DATA TO PROCESS:

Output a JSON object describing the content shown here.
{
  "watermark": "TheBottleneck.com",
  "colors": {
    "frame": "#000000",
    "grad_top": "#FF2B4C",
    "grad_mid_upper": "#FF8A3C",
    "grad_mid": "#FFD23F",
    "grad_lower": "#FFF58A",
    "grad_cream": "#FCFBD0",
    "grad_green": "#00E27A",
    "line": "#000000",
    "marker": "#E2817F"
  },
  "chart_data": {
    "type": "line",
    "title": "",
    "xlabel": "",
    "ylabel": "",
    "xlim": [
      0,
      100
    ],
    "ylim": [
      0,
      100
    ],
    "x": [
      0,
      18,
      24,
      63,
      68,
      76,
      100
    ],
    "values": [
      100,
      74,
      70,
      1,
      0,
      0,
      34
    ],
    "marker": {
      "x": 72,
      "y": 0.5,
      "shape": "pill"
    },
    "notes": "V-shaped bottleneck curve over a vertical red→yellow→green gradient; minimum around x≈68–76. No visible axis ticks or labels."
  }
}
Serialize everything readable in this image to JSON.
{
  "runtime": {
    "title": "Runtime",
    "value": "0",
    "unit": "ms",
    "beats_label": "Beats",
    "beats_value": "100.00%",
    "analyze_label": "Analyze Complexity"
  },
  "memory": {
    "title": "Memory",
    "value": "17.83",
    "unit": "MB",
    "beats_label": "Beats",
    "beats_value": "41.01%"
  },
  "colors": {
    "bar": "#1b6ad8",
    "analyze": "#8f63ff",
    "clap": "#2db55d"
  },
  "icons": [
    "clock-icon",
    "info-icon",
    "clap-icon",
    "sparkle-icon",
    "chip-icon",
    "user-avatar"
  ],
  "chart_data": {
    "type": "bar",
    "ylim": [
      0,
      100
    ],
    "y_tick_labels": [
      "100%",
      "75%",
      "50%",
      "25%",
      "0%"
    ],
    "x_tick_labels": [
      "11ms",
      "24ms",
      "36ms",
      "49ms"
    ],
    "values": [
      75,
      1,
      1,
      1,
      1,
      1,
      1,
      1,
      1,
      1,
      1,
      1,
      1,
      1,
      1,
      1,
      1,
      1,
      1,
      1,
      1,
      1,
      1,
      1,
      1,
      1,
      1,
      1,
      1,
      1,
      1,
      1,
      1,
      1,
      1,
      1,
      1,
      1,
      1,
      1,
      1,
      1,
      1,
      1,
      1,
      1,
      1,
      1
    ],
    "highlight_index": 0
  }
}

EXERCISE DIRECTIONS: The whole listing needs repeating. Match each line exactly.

FINAL ANSWER:
Output a JSON object describing the content shown here.
{
  "watermark": "TheBottleneck.com",
  "colors": {
    "frame": "#000000",
    "grad_top": "#FF2B4C",
    "grad_mid_upper": "#FF8A3C",
    "grad_mid": "#FFD23F",
    "grad_lower": "#FFF58A",
    "grad_cream": "#FCFBD0",
    "grad_green": "#00E27A",
    "line": "#000000",
    "marker": "#E2817F"
  },
  "chart_data": {
    "type": "line",
    "title": "",
    "xlabel": "",
    "ylabel": "",
    "xlim": [
      0,
      100
    ],
    "ylim": [
      0,
      100
    ],
    "x": [
      0,
      18,
      24,
      63,
      68,
      76,
      100
    ],
    "values": [
      100,
      74,
      70,
      1,
      0,
      0,
      34
    ],
    "marker": {
      "x": 72,
      "y": 0.5,
      "shape": "pill"
    },
    "notes": "V-shaped bottleneck curve over a vertical red→yellow→green gradient; minimum around x≈68–76. No visible axis ticks or labels."
  }
}
Serialize everything readable in this image to JSON.
{
  "runtime": {
    "title": "Runtime",
    "value": "0",
    "unit": "ms",
    "beats_label": "Beats",
    "beats_value": "100.00%",
    "analyze_label": "Analyze Complexity"
  },
  "memory": {
    "title": "Memory",
    "value": "17.83",
    "unit": "MB",
    "beats_label": "Beats",
    "beats_value": "41.01%"
  },
  "colors": {
    "bar": "#1b6ad8",
    "analyze": "#8f63ff",
    "clap": "#2db55d"
  },
  "icons": [
    "clock-icon",
    "info-icon",
    "clap-icon",
    "sparkle-icon",
    "chip-icon",
    "user-avatar"
  ],
  "chart_data": {
    "type": "bar",
    "ylim": [
      0,
      100
    ],
    "y_tick_labels": [
      "100%",
      "75%",
      "50%",
      "25%",
      "0%"
    ],
    "x_tick_labels": [
      "11ms",
      "24ms",
      "36ms",
      "49ms"
    ],
    "values": [
      75,
      1,
      1,
      1,
      1,
      1,
      1,
      1,
      1,
      1,
      1,
      1,
      1,
      1,
      1,
      1,
      1,
      1,
      1,
      1,
      1,
      1,
      1,
      1,
      1,
      1,
      1,
      1,
      1,
      1,
      1,
      1,
      1,
      1,
      1,
      1,
      1,
      1,
      1,
      1,
      1,
      1,
      1,
      1,
      1,
      1,
      1,
      1
    ],
    "highlight_index": 0
  }
}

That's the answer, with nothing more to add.